The second minibus taxi, despite its creaks, and moans rolled into Semonkong around 11:30 a.m. Semonkong could easily be described as a one horse except for the fact that there are more horses than people living there. My friend from the ride, Malaka, kindly showed me the way to the lodge, the only place to stay in the village, and we parted ways. The lodge is perfectly situated in a small gorge between two cliff faces on the Maletsunyane River. Not long after I arrived I set up my tent for 80m ($10) a night. The owners of the lodge were extremely nice, and they stopped by after I was done setting up my tent to let me know that I had picked an excellent day to arrive, as there was going to be some traditional horse races that day. My luck had returned and I was quick to take them up on their offer to take me with them.
The races were held on a flat plateau not far from the lodge, and it seemed as though the entire town had shown up for the event. There were no set races, and each race would start with one of the horse’s owners parading the horse and jockey around shouting out where the horse was from and all of its exploits. He was putting the challenge out to other people to race his horse. This meant the races could consist of practically anywhere between 2 and 6 horses. The jockeys were kids probably about 10-16 years old with some of them seemingly quite well known. Betting was rampant but I decided it best to hold on to my money. The betting works the same way as the race. There were no bookies, it was up to you to find a person willing to bet against you and then find a third uninterested party to hold the money during the race. I figured if I bet I had a pretty good chance of losing my money either way.

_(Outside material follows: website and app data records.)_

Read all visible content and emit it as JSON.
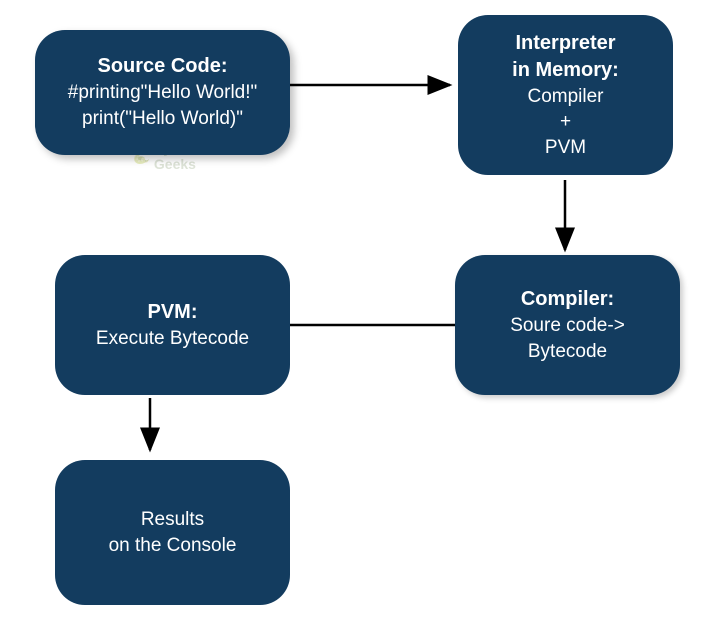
{
  "nodes": {
    "source": {
      "title": "Source Code:",
      "line1": "#printing\"Hello World!\"",
      "line2": "print(\"Hello World)\""
    },
    "interpreter": {
      "title1": "Interpreter",
      "title2": "in Memory:",
      "line1": "Compiler",
      "line2": "+",
      "line3": "PVM"
    },
    "compiler": {
      "title": "Compiler:",
      "line1": "Soure code->",
      "line2": "Bytecode"
    },
    "pvm": {
      "title": "PVM:",
      "line1": "Execute Bytecode"
    },
    "results": {
      "line1": "Results",
      "line2": "on the Console"
    }
  },
  "watermark": {
    "text1": "Python",
    "text2": "Geeks"
  },
  "edges": [
    {
      "from": "source",
      "to": "interpreter",
      "type": "arrow"
    },
    {
      "from": "interpreter",
      "to": "compiler",
      "type": "arrow"
    },
    {
      "from": "compiler",
      "to": "pvm",
      "type": "line"
    },
    {
      "from": "pvm",
      "to": "results",
      "type": "arrow"
    }
  ],
  "colors": {
    "node_bg": "#133c5f",
    "node_text": "#ffffff",
    "arrow": "#000000"
  }
}
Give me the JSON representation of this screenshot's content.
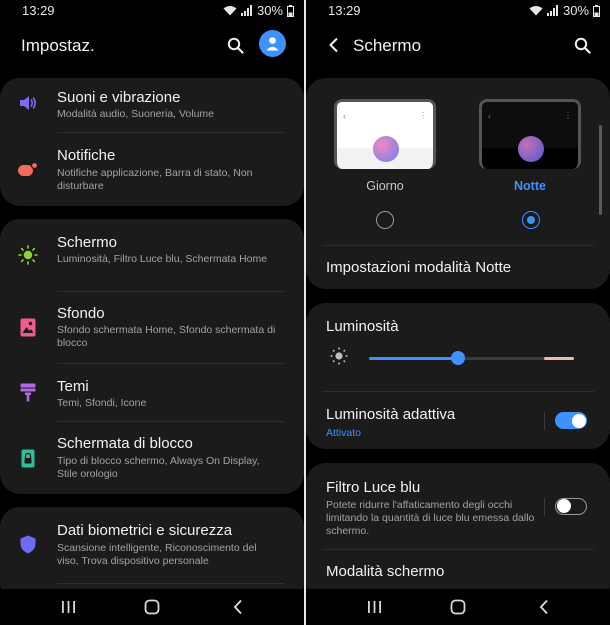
{
  "left": {
    "status": {
      "time": "13:29",
      "battery": "30%"
    },
    "header": {
      "title": "Impostaz."
    },
    "items": [
      {
        "title": "Suoni e vibrazione",
        "subtitle": "Modalità audio, Suoneria, Volume",
        "icon": "speaker-icon",
        "color": "#7b6cf2"
      },
      {
        "title": "Notifiche",
        "subtitle": "Notifiche applicazione, Barra di stato, Non disturbare",
        "icon": "notification-icon",
        "color": "#f26b5b"
      },
      {
        "title": "Schermo",
        "subtitle": "Luminosità, Filtro Luce blu, Schermata Home",
        "icon": "sun-icon",
        "color": "#8bd62d"
      },
      {
        "title": "Sfondo",
        "subtitle": "Sfondo schermata Home, Sfondo schermata di blocco",
        "icon": "image-icon",
        "color": "#ee5d8c"
      },
      {
        "title": "Temi",
        "subtitle": "Temi, Sfondi, Icone",
        "icon": "brush-icon",
        "color": "#b567e8"
      },
      {
        "title": "Schermata di blocco",
        "subtitle": "Tipo di blocco schermo, Always On Display, Stile orologio",
        "icon": "lock-icon",
        "color": "#2fbf9b"
      },
      {
        "title": "Dati biometrici e sicurezza",
        "subtitle": "Scansione intelligente, Riconoscimento del viso, Trova dispositivo personale",
        "icon": "shield-icon",
        "color": "#6b6cf2"
      }
    ]
  },
  "right": {
    "status": {
      "time": "13:29",
      "battery": "30%"
    },
    "header": {
      "title": "Schermo"
    },
    "mode": {
      "day_label": "Giorno",
      "night_label": "Notte",
      "selected": "night"
    },
    "night_settings_label": "Impostazioni modalità Notte",
    "brightness": {
      "label": "Luminosità",
      "level": 0.43
    },
    "adaptive": {
      "label": "Luminosità adattiva",
      "status": "Attivato",
      "on": true
    },
    "blue_filter": {
      "label": "Filtro Luce blu",
      "desc": "Potete ridurre l'affaticamento degli occhi limitando la quantità di luce blu emessa dallo schermo.",
      "on": false
    },
    "screen_mode_label": "Modalità schermo"
  },
  "colors": {
    "accent": "#3e91ff",
    "card": "#1b1b1b"
  }
}
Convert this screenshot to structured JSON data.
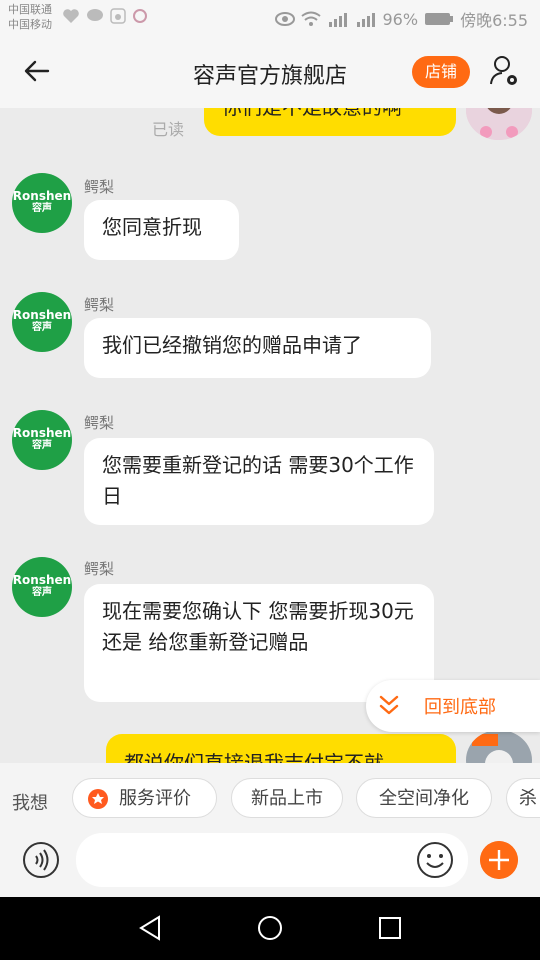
{
  "status_bar": {
    "carrier1": "中国联通",
    "carrier2": "中国移动",
    "battery": "96%",
    "time": "傍晚6:55"
  },
  "header": {
    "title": "容声官方旗舰店",
    "shop_button": "店铺"
  },
  "chat": {
    "read_label": "已读",
    "partial_top_message": "你们是不是故意的啊",
    "messages": [
      {
        "sender": "鳄梨",
        "avatar_brand": "Ronshen",
        "avatar_cn": "容声",
        "text": "您同意折现"
      },
      {
        "sender": "鳄梨",
        "avatar_brand": "Ronshen",
        "avatar_cn": "容声",
        "text": "我们已经撤销您的赠品申请了"
      },
      {
        "sender": "鳄梨",
        "avatar_brand": "Ronshen",
        "avatar_cn": "容声",
        "text": "您需要重新登记的话 需要30个工作日"
      },
      {
        "sender": "鳄梨",
        "avatar_brand": "Ronshen",
        "avatar_cn": "容声",
        "text": "现在需要您确认下 您需要折现30元 还是 给您重新登记赠品"
      }
    ],
    "partial_bottom_message": "都说你们直接退我吉付宝不就"
  },
  "back_to_bottom": "回到底部",
  "quick_bar": {
    "prefix": "我想",
    "chips": [
      "服务评价",
      "新品上市",
      "全空间净化",
      "杀"
    ]
  },
  "colors": {
    "accent": "#ff6a13",
    "bubble_mine": "#ffdd00",
    "brand_green": "#1fa046"
  }
}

The racetrack was probably about 5½ furlongs and was arced around a cornfield on a well-trodden path. The starting line across the cornfield was marked by a few standing cows. The finish line ended in a crowd of people with two older men sitting on rocks acting as the “photo finish”. The races were wild and rowdy with little or no rules, and more then one or two exciting finishes. If the race was determined to end in a dead heat by the two older men, then it was simply rerun and the horse with more stamina was the victor. All this put an eventful end to my first day in Semonkong as I prepared for my first night of African camping.